▶ ACTIVITY: What should come back is the data below, word for word, minus any picture.
* * * * * * * * *
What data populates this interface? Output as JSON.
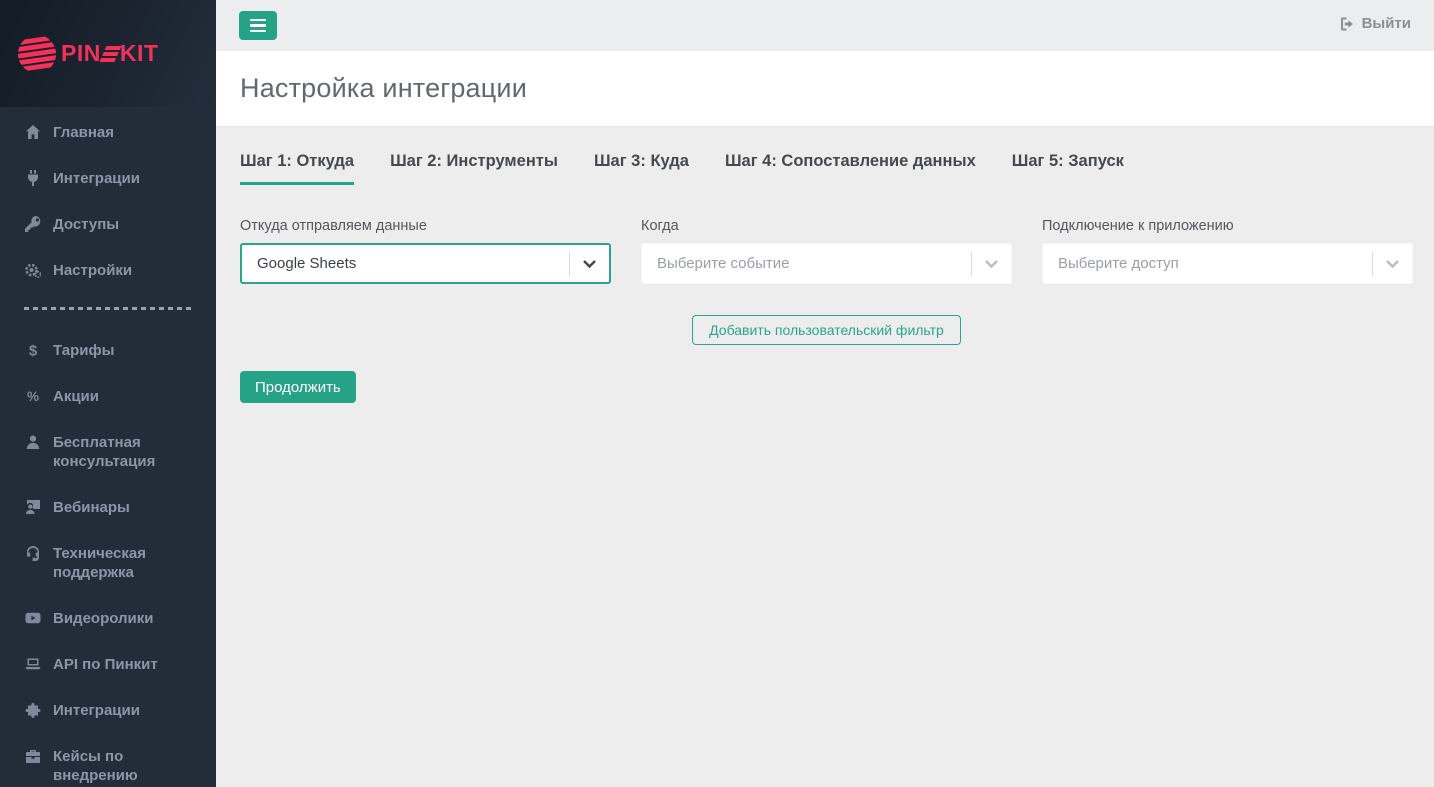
{
  "brand": {
    "name": "PINKIT",
    "wordmark_left": "PIN",
    "wordmark_right": "KIT",
    "logo_icon": "striped-circle-icon",
    "color": "#f4305b"
  },
  "topbar": {
    "menu_button_icon": "hamburger-icon",
    "logout_label": "Выйти",
    "logout_icon": "sign-out-icon"
  },
  "page": {
    "title": "Настройка интеграции"
  },
  "sidebar": {
    "items": [
      {
        "icon": "home-icon",
        "label": "Главная"
      },
      {
        "icon": "plug-icon",
        "label": "Интеграции"
      },
      {
        "icon": "key-icon",
        "label": "Доступы"
      },
      {
        "icon": "gears-icon",
        "label": "Настройки"
      },
      {
        "icon": "dollar-icon",
        "label": "Тарифы"
      },
      {
        "icon": "percent-icon",
        "label": "Акции"
      },
      {
        "icon": "user-icon",
        "label": "Бесплатная консультация"
      },
      {
        "icon": "webinar-icon",
        "label": "Вебинары"
      },
      {
        "icon": "headset-icon",
        "label": "Техническая поддержка"
      },
      {
        "icon": "youtube-icon",
        "label": "Видеоролики"
      },
      {
        "icon": "laptop-icon",
        "label": "API по Пинкит"
      },
      {
        "icon": "puzzle-icon",
        "label": "Интеграции"
      },
      {
        "icon": "briefcase-icon",
        "label": "Кейсы по внедрению"
      }
    ]
  },
  "tabs": [
    {
      "label": "Шаг 1: Откуда",
      "active": true
    },
    {
      "label": "Шаг 2: Инструменты",
      "active": false
    },
    {
      "label": "Шаг 3: Куда",
      "active": false
    },
    {
      "label": "Шаг 4: Сопоставление данных",
      "active": false
    },
    {
      "label": "Шаг 5: Запуск",
      "active": false
    }
  ],
  "form": {
    "fields": [
      {
        "label": "Откуда отправляем данные",
        "value": "Google Sheets",
        "state": "selected"
      },
      {
        "label": "Когда",
        "placeholder": "Выберите событие",
        "state": "empty"
      },
      {
        "label": "Подключение к приложению",
        "placeholder": "Выберите доступ",
        "state": "empty"
      }
    ],
    "filter_button_label": "Добавить пользовательский фильтр",
    "continue_button_label": "Продолжить"
  },
  "colors": {
    "accent_green": "#26a387",
    "select_border_green": "#2aa58b",
    "brand_pink": "#f4305b",
    "sidebar_bg": "#232d3a",
    "topbar_bg": "#ebedee",
    "content_bg": "#ededee"
  }
}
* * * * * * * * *
▶ SOLUTION FOR THIS TASK:
What data populates this interface? Output as JSON.
{
  "brand": {
    "name": "PINKIT",
    "wordmark_left": "PIN",
    "wordmark_right": "KIT",
    "logo_icon": "striped-circle-icon",
    "color": "#f4305b"
  },
  "topbar": {
    "menu_button_icon": "hamburger-icon",
    "logout_label": "Выйти",
    "logout_icon": "sign-out-icon"
  },
  "page": {
    "title": "Настройка интеграции"
  },
  "sidebar": {
    "items": [
      {
        "icon": "home-icon",
        "label": "Главная"
      },
      {
        "icon": "plug-icon",
        "label": "Интеграции"
      },
      {
        "icon": "key-icon",
        "label": "Доступы"
      },
      {
        "icon": "gears-icon",
        "label": "Настройки"
      },
      {
        "icon": "dollar-icon",
        "label": "Тарифы"
      },
      {
        "icon": "percent-icon",
        "label": "Акции"
      },
      {
        "icon": "user-icon",
        "label": "Бесплатная консультация"
      },
      {
        "icon": "webinar-icon",
        "label": "Вебинары"
      },
      {
        "icon": "headset-icon",
        "label": "Техническая поддержка"
      },
      {
        "icon": "youtube-icon",
        "label": "Видеоролики"
      },
      {
        "icon": "laptop-icon",
        "label": "API по Пинкит"
      },
      {
        "icon": "puzzle-icon",
        "label": "Интеграции"
      },
      {
        "icon": "briefcase-icon",
        "label": "Кейсы по внедрению"
      }
    ]
  },
  "tabs": [
    {
      "label": "Шаг 1: Откуда",
      "active": true
    },
    {
      "label": "Шаг 2: Инструменты",
      "active": false
    },
    {
      "label": "Шаг 3: Куда",
      "active": false
    },
    {
      "label": "Шаг 4: Сопоставление данных",
      "active": false
    },
    {
      "label": "Шаг 5: Запуск",
      "active": false
    }
  ],
  "form": {
    "fields": [
      {
        "label": "Откуда отправляем данные",
        "value": "Google Sheets",
        "state": "selected"
      },
      {
        "label": "Когда",
        "placeholder": "Выберите событие",
        "state": "empty"
      },
      {
        "label": "Подключение к приложению",
        "placeholder": "Выберите доступ",
        "state": "empty"
      }
    ],
    "filter_button_label": "Добавить пользовательский фильтр",
    "continue_button_label": "Продолжить"
  },
  "colors": {
    "accent_green": "#26a387",
    "select_border_green": "#2aa58b",
    "brand_pink": "#f4305b",
    "sidebar_bg": "#232d3a",
    "topbar_bg": "#ebedee",
    "content_bg": "#ededee"
  }
}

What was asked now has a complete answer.